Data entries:

┄┄┄┄┄┄┄┄┄┄

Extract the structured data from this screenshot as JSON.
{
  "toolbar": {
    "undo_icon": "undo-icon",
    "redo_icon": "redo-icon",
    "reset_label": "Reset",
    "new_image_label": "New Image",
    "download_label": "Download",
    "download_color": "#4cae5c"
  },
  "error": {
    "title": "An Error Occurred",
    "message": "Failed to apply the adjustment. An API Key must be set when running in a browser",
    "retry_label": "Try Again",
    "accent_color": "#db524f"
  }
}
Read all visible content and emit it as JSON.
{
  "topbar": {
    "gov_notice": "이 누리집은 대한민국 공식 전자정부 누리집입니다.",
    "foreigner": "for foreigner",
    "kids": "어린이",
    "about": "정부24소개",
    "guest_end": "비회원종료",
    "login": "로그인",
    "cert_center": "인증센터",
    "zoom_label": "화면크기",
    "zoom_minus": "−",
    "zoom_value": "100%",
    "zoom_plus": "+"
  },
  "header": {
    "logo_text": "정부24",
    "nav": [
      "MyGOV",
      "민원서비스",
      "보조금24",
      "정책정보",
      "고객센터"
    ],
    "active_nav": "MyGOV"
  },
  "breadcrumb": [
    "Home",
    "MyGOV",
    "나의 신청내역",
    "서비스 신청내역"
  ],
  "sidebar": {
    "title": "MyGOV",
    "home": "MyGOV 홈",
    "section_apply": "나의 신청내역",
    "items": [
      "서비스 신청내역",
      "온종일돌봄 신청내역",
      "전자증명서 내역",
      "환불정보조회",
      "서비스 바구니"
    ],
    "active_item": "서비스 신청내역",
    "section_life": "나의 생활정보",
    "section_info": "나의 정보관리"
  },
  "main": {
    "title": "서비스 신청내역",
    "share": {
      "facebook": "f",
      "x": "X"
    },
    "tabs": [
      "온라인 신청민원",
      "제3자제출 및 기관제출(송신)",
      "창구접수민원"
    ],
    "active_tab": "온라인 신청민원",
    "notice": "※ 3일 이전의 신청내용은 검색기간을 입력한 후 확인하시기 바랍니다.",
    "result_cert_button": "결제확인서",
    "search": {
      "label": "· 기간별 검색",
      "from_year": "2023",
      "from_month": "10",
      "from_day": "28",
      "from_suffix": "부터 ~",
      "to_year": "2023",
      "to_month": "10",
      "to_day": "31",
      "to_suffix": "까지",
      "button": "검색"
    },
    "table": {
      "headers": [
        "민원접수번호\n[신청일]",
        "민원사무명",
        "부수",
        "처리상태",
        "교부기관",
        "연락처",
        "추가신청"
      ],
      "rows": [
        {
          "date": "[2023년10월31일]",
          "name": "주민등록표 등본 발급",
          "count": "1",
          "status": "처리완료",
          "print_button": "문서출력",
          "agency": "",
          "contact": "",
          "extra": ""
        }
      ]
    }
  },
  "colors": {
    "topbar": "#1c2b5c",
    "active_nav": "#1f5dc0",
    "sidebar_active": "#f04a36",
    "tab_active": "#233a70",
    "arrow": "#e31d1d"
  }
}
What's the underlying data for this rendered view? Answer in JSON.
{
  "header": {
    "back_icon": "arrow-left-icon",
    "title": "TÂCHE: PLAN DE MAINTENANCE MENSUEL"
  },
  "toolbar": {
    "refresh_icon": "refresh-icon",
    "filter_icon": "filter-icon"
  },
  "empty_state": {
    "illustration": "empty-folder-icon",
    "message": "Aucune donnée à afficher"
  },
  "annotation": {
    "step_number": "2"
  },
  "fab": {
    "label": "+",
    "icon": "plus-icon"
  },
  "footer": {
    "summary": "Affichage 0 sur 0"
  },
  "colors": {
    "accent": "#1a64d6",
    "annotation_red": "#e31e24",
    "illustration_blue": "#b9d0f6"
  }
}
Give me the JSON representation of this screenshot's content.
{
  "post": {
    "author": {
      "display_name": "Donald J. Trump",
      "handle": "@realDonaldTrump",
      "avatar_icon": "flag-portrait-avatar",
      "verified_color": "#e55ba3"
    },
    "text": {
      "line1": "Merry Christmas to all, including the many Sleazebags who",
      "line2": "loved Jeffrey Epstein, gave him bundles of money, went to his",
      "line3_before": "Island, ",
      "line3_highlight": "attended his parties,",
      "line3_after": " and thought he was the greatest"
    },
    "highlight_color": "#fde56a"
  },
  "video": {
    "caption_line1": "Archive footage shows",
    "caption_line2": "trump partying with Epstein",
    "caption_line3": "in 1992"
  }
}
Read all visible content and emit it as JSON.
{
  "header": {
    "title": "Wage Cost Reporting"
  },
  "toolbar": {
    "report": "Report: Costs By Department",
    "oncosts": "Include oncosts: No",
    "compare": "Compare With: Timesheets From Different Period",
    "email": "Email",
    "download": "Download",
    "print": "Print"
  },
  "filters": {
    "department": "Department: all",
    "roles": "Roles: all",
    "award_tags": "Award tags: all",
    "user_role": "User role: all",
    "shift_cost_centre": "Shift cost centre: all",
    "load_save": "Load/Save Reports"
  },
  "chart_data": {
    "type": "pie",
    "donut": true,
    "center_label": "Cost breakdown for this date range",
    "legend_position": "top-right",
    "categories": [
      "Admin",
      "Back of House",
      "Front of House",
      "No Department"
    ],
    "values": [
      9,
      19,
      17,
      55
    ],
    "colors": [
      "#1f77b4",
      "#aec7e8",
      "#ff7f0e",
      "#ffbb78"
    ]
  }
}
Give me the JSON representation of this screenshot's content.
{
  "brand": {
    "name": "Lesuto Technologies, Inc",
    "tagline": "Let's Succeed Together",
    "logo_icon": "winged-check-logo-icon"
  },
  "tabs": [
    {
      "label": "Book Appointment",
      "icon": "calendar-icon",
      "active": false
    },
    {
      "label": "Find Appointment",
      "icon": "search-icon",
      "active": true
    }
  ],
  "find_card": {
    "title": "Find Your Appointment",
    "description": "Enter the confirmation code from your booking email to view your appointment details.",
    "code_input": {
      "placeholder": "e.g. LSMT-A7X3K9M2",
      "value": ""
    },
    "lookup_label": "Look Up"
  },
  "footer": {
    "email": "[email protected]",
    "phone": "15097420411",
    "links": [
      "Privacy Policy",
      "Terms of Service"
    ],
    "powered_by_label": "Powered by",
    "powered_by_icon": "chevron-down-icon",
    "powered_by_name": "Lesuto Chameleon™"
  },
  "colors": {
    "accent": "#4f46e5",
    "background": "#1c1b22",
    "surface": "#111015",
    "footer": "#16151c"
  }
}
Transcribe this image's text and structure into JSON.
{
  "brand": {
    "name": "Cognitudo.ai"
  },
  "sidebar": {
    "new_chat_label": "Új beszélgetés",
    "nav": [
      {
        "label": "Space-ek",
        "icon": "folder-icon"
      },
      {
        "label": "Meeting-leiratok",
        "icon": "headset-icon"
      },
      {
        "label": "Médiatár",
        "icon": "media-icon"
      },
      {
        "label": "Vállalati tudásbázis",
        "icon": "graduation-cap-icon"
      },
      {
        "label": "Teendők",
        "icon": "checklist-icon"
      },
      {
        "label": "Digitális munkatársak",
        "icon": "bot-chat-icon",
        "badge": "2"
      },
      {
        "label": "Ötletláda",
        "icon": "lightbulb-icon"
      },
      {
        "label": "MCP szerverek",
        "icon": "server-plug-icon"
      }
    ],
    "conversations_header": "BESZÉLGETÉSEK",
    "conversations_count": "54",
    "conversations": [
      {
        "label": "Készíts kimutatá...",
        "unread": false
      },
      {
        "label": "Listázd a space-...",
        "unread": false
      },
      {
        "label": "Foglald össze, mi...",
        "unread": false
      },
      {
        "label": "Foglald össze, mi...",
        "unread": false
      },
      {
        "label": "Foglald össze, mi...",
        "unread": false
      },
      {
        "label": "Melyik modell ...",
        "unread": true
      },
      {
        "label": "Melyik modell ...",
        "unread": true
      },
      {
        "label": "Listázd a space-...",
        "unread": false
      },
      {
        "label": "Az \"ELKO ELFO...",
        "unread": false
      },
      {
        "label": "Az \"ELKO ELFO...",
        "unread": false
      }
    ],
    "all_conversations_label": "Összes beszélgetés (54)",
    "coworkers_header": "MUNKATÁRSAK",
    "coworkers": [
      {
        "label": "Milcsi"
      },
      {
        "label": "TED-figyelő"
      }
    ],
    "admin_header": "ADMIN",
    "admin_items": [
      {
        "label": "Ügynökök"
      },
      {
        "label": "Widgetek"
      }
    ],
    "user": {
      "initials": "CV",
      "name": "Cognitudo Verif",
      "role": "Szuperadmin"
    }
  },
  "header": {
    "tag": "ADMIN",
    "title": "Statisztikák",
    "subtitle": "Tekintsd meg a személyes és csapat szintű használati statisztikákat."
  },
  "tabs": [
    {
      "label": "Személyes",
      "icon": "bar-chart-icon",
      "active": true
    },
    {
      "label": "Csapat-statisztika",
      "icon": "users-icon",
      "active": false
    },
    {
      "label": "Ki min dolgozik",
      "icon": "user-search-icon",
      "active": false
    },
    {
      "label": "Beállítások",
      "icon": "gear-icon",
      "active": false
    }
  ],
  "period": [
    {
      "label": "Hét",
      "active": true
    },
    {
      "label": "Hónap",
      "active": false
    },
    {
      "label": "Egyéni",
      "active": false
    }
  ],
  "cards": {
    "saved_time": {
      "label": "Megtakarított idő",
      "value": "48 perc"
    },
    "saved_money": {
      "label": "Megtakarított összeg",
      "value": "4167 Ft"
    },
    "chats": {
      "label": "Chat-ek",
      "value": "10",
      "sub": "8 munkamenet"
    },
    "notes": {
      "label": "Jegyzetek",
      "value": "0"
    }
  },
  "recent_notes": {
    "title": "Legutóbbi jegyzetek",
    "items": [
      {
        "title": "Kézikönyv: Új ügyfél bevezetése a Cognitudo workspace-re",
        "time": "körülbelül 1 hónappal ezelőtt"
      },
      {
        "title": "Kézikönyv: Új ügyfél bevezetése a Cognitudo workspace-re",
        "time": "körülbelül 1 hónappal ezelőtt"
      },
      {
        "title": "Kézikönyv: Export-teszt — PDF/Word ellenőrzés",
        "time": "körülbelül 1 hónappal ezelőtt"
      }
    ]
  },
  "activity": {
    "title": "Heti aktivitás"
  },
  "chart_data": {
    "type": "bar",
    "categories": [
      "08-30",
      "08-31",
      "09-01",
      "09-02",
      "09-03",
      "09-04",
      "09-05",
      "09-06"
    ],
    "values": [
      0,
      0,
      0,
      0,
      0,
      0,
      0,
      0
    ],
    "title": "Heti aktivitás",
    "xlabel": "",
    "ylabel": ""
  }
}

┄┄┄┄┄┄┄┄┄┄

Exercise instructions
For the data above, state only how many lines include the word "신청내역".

Task output
7